The long answer is that this is a common misconception about critics, this belief that we all secretly want to write for the medium we cover. Really, if you want to become a TV writer, being a TV critic is a stupid way to go about it. Plenty of TV reporters (most notably Ryan Murphy and Frank Spotnitz) have crossed over to the world of writing for TV. But precious few critics have, and the few that have are usually very early in their careers, or established elsewhere as novelists (Legion writer and former Grantland critic Andy Greenwald had written a novel, for instance).
When you're a critic, you're tossing all of this stuff out into the universe that essentially says, "Hey, here are some things I don't like," and even if you try to be fair, you can't guarantee those who read them are going to say, "Wow, that was a really fair critique that called my show awful." Most of them are going to be upset.
The truth of the matter is that non-criticism and criticism fulfill very different parts of myself, and when I try to blend them (as in the infamous Hamilton piece), people tend to get sort of freaked out. And most critics I know have no real interest in writing for television or movies; they might dabble in, say, writing short stories, but they're not going to suddenly become the next staff writer on NCIS: New Orleans.
Because that's the other thing: When you want to write for television, the standard path is to break in as a low-level writer on some network show to learn the ropes, then work your way up until you're a showrunner or something.

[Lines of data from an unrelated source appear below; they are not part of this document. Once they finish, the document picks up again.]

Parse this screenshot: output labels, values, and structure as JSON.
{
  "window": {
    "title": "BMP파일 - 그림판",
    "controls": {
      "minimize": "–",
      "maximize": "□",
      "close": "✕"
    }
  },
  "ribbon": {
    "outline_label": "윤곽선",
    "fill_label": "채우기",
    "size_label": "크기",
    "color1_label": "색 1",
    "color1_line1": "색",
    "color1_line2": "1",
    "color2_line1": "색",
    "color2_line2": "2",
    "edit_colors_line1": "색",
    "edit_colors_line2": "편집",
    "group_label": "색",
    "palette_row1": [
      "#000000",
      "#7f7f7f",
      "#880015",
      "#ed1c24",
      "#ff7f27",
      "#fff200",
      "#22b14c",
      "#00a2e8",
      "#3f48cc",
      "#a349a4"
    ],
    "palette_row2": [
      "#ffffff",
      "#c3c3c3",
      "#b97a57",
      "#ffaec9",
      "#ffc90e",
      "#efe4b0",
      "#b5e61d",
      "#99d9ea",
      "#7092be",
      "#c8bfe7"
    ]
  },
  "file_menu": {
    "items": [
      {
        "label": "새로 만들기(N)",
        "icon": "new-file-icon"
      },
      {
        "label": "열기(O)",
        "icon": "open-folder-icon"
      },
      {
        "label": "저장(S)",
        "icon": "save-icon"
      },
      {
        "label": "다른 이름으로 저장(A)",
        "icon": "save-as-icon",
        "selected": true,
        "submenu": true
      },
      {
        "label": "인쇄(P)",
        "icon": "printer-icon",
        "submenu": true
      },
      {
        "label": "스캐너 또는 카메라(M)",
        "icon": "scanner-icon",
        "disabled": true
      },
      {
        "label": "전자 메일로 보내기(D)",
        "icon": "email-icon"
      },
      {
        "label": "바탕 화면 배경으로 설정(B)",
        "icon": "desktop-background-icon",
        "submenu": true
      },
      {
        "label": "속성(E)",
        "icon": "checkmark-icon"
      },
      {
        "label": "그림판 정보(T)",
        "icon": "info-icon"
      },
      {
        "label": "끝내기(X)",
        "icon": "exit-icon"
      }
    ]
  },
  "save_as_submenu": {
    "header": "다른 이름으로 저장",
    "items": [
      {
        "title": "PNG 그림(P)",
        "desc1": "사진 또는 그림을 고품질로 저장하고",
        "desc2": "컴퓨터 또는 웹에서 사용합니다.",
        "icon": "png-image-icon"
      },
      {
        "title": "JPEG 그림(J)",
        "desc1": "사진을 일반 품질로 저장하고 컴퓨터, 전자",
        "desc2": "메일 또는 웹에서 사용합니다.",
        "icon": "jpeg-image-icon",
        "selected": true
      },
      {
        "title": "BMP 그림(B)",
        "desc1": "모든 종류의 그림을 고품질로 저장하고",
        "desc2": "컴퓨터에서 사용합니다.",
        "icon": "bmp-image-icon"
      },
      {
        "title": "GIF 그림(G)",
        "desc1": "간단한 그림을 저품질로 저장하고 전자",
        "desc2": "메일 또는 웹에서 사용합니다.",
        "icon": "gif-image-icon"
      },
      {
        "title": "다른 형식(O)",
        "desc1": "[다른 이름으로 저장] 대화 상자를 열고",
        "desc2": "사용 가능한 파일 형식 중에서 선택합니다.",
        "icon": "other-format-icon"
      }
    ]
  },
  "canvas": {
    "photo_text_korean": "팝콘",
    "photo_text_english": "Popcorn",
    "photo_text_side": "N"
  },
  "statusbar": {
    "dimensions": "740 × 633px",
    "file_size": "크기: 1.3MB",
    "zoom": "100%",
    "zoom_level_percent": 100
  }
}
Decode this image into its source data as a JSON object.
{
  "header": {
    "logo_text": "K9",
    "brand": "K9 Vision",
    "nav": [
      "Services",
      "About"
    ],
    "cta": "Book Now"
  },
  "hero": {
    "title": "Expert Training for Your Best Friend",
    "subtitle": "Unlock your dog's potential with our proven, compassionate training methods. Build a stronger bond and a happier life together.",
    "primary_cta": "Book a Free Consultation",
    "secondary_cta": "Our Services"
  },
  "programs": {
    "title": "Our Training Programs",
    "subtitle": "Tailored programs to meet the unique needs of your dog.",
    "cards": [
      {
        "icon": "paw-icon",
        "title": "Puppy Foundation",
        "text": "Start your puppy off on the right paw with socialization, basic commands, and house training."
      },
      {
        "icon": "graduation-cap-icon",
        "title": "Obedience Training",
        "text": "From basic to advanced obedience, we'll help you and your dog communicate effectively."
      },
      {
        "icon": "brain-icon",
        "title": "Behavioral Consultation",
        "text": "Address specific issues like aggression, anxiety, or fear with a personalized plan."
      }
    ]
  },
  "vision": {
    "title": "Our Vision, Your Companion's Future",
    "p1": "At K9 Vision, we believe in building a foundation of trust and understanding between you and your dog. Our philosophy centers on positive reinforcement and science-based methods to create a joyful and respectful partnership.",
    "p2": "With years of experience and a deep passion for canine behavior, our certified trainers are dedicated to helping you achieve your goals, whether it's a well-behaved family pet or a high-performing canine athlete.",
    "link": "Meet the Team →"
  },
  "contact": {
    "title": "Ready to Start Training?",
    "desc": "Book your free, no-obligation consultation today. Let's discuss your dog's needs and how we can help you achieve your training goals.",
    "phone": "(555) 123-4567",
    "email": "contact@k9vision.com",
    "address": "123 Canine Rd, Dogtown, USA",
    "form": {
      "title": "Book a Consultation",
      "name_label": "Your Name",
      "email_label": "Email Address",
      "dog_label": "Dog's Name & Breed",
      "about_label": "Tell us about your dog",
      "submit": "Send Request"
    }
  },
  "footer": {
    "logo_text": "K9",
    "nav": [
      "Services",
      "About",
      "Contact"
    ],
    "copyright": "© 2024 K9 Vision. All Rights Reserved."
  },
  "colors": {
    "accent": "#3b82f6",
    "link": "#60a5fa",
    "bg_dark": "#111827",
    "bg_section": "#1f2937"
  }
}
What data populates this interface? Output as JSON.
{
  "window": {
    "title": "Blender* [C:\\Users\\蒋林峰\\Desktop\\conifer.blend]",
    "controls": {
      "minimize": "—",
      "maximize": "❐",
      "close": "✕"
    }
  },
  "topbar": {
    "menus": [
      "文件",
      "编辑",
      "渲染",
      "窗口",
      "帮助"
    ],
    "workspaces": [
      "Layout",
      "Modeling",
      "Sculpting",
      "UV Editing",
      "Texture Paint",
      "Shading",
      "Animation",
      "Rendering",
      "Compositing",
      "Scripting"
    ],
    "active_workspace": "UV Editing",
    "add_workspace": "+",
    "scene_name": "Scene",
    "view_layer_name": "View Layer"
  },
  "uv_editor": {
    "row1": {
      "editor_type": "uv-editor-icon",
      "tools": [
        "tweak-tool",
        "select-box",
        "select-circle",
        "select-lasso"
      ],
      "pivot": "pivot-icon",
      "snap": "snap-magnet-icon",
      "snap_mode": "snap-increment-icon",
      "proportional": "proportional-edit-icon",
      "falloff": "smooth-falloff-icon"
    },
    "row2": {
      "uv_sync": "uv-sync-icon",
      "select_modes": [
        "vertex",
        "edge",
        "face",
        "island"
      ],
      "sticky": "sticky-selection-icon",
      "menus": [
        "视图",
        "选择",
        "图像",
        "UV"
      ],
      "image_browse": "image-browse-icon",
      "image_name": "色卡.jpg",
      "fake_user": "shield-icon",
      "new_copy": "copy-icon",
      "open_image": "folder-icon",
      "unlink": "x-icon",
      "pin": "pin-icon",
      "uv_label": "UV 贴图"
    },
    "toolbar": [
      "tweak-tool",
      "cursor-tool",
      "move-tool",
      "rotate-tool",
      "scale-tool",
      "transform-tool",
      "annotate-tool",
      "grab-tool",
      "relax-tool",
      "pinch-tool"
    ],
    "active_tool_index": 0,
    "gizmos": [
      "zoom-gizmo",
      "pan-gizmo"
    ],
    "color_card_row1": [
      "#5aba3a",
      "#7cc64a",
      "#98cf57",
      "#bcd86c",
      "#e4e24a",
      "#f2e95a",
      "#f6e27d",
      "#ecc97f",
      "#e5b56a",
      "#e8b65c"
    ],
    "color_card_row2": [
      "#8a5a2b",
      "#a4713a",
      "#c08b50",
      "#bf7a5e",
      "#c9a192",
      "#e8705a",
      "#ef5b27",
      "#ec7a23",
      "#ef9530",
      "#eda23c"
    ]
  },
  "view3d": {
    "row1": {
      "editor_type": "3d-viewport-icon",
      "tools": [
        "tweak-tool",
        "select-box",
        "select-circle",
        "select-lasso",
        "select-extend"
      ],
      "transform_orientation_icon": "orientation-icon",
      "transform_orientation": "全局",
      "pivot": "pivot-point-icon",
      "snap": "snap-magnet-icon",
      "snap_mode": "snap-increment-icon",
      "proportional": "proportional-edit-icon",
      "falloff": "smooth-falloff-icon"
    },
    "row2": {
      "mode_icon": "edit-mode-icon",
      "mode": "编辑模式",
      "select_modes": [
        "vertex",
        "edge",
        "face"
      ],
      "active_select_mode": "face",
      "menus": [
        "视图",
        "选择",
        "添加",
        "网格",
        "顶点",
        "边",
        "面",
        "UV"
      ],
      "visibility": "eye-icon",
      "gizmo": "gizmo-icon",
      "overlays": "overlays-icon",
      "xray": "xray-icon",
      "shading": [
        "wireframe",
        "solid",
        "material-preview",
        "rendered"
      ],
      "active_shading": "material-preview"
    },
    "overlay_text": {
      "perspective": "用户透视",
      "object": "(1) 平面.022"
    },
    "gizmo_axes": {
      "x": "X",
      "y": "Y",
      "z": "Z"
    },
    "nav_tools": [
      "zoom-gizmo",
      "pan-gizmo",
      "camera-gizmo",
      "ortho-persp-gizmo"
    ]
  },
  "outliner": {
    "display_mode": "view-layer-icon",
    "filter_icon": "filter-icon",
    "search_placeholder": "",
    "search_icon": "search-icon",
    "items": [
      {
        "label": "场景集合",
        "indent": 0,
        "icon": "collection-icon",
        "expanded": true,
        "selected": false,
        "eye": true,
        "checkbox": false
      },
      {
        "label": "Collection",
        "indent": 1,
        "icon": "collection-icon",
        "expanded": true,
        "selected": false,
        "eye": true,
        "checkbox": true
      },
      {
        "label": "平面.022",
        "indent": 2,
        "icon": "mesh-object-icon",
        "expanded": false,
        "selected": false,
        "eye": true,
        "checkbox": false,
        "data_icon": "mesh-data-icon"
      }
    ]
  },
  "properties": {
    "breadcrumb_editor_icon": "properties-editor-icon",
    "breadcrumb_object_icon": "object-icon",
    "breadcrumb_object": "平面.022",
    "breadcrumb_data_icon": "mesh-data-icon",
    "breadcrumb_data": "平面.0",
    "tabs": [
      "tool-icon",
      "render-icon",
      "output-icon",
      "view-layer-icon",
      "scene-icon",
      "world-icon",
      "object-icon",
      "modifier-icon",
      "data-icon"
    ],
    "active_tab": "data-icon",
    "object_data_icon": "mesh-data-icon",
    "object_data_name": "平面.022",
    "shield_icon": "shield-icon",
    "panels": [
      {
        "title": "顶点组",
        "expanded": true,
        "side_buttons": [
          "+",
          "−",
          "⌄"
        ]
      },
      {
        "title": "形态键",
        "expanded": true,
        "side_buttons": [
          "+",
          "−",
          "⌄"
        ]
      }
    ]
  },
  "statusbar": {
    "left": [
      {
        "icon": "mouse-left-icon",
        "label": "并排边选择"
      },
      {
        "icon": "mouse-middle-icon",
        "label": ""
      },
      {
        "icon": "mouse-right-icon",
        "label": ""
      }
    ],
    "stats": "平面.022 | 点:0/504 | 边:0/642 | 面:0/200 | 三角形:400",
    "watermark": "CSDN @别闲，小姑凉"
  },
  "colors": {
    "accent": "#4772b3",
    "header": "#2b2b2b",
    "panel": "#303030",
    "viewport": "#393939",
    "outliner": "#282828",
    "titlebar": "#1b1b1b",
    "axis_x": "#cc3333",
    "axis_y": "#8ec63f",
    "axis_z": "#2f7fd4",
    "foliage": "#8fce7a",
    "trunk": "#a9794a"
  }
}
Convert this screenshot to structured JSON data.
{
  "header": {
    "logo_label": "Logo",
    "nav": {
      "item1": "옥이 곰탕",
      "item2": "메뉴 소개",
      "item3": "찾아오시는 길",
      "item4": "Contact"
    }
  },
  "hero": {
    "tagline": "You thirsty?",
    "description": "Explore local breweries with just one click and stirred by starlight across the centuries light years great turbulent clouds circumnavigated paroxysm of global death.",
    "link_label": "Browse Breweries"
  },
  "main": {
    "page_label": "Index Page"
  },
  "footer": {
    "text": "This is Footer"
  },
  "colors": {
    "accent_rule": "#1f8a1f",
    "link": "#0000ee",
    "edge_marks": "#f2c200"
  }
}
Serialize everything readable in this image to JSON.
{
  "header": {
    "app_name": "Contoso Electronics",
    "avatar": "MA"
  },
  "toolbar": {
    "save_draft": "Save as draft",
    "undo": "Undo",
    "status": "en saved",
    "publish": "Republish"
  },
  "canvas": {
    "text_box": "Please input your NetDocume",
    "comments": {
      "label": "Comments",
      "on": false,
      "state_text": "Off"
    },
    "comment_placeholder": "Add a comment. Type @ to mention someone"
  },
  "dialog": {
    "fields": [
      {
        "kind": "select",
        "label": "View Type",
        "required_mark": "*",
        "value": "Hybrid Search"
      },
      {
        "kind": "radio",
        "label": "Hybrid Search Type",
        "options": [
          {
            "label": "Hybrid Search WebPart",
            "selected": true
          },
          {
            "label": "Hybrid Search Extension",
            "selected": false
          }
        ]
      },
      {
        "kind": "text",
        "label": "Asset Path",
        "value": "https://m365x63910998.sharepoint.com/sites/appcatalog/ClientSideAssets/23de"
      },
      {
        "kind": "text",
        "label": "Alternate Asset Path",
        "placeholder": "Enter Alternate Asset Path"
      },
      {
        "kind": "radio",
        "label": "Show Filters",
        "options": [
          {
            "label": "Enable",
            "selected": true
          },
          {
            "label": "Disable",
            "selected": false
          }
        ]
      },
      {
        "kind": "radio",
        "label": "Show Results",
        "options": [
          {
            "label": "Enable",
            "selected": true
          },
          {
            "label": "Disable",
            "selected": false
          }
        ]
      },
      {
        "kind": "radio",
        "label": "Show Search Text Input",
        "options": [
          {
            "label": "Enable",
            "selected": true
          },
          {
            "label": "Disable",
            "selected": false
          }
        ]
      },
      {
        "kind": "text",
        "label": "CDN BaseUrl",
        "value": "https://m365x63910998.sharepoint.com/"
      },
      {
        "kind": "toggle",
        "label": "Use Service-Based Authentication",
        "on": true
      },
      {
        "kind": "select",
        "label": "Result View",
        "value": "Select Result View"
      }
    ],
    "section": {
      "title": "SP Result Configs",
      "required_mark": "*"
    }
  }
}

But if you're someone who's gotten used to saying, "I know what's best," it can be very hard to subdue that part of your ego to say, "I'm here to serve the vision of the showrunner of NCIS: New Orleans."
This is not to say it's impossible, but I suspect it would give most of us pause. Critics have great autonomy in the journalism field. Sure, they get told what to review, but their opinion is their opinion, usually. That autonomy goes away the second you're a story editor on a TV show.
But still, there's enough of my creative side extant that I've... let's say... dabbled. If it happens someday, I'll be pleased. If it doesn't, I guess I'll just return to writing Frank Fisticuffs novels.
That's all for this week. I had a few more I wanted to answer that I didn't get to, but we're already well over 1400 words, and I don't want these to be too long. I'll be back next week to answer more of your questions, including maybe the ones I didn't get to this week.
Episodes is published three-ish times per week, and more if I feel like it. It is mostly about television, except when it's not. Suggest topics for future installments via email or on Twitter. Read more of my work at Vox.